Modern Culture Risks Forgetting Christian Heritage
VATICAN CITY, 21 MAY 2010 (VIS)
Yesterday evening in the Vatican's Paul VI Hall, Benedict XVI attended a concert in honour of his birthday and the anniversary of his election as Pope, offered by Kirill I, Patriarch of Moscow and All Russia. The concert, which included pieces by nineteenth- and twentieth-century Russian composers, was played by the National Orchestra of Russia conducted by Carlo Ponti, with the Synodal Choir of Moscow and the Horn Capella of St. Petersburg.
At the end of the concert, which was part of the initiative "Days of Russian Culture and Spirituality in the Vatican", the Holy Father listened to a message sent by Patriarch Kirill and was greeted by Archbishop Hilarion of Volokolamsk, president of the Department for External Church Affairs of the Patriarchate of Moscow and composer of one of the pieces played during the concert. The Pope then pronounced a brief address.
"Deep in these works", he said, "is the soul of the Russian people, and therewith the Christian faith, both of which find extraordinary expression in divine liturgy and in the liturgical chants with which it is always accompanied. There is, in fact, a close and fundamental bond between Russian music and liturgical chant. It is in the liturgy and from the liturgy that a large part of the artistic creativity of Russian musicians is released and expressed, giving life to masterpieces which deserve to be better known in the West".
Such nineteenth- and twentieth-century Russian composers as Mussorgsky, Rimsky-Korsakov, Tchaikovsky and Rachmaninov "treasured the rich musical-liturgical heritage of Russian tradition, re-modelling it and harmonising it with musical themes and experiences of the West. ... Music, then, anticipates and in some way creates encounter, dialogue and synergy between East and West, between tradition and modernity.

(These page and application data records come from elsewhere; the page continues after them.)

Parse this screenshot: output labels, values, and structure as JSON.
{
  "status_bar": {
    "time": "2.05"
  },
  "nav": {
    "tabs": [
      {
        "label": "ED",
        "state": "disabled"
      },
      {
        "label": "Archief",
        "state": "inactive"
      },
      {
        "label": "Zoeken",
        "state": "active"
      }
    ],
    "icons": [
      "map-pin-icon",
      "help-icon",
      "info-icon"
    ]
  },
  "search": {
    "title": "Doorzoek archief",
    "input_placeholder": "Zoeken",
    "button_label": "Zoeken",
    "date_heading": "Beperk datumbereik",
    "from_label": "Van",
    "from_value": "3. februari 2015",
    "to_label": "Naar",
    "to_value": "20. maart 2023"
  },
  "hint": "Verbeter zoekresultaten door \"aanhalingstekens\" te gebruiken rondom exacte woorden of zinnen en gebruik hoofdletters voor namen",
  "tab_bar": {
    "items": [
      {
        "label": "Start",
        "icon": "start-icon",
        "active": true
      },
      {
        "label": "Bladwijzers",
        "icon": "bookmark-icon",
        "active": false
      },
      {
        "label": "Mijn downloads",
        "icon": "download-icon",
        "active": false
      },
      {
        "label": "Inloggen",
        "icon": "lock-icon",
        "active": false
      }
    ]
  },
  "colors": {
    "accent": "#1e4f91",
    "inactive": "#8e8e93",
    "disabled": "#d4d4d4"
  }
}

"It was of just such a unified and harmonious vision of Europe that the Venerable John Paul II was thinking when, referring to the image of the 'two lungs' suggested by Vjaceslav Ivanovic Ivanov, he expressed his hope in a renewed awareness of the continent's profound and shared cultural and religious roots, without which today's Europe would be deprived of a soul or, at least, victim of a reduced and partial vision".
"Modern culture, particularly in Europe, runs the risk of amnesia, of forgetting and thus abandoning the extraordinary heritage aroused and inspired by Christian faith, which is the essential framework of the culture of Europe, and not only of Europe. The Christian roots of the continent are, in fact, made up not only of religious life and the witness of so many generation of believers, but also of the priceless cultural and artistic heritage which is the pride and precious resource of the peoples and countries in which Christian faith, in its various expressions, has entered into dialogue with culture and the arts".
"Today too these roots are alive and fruitful in East and West, and can in fact inspire a new humanism, a new season of authentic human progress in order to respond effectively to the numerous and sometimes crucial challenges that our Christian communities and societies have to face: first among them that of secularism, which not only impels us to ignore God and His designs, but ends up by denying the very dignity of human beings, in view of a society regulated only by selfish interests".
The Holy Father concluded: "Let us again let Europe breathe with both lungs, restore a soul not only to believers, but to all peoples of the continent, promote trust and hope, rooting them in the millennial experience of the Christian faith. The coherent, generous and courageous witness of believers must not now be lacking, so that together we may look to our shared future, a future in which the freedom and dignity of all men and women are recognised as a fundamental value, in which openness to the Transcendent, the experience of faith, is recognised as an essential element of the human being".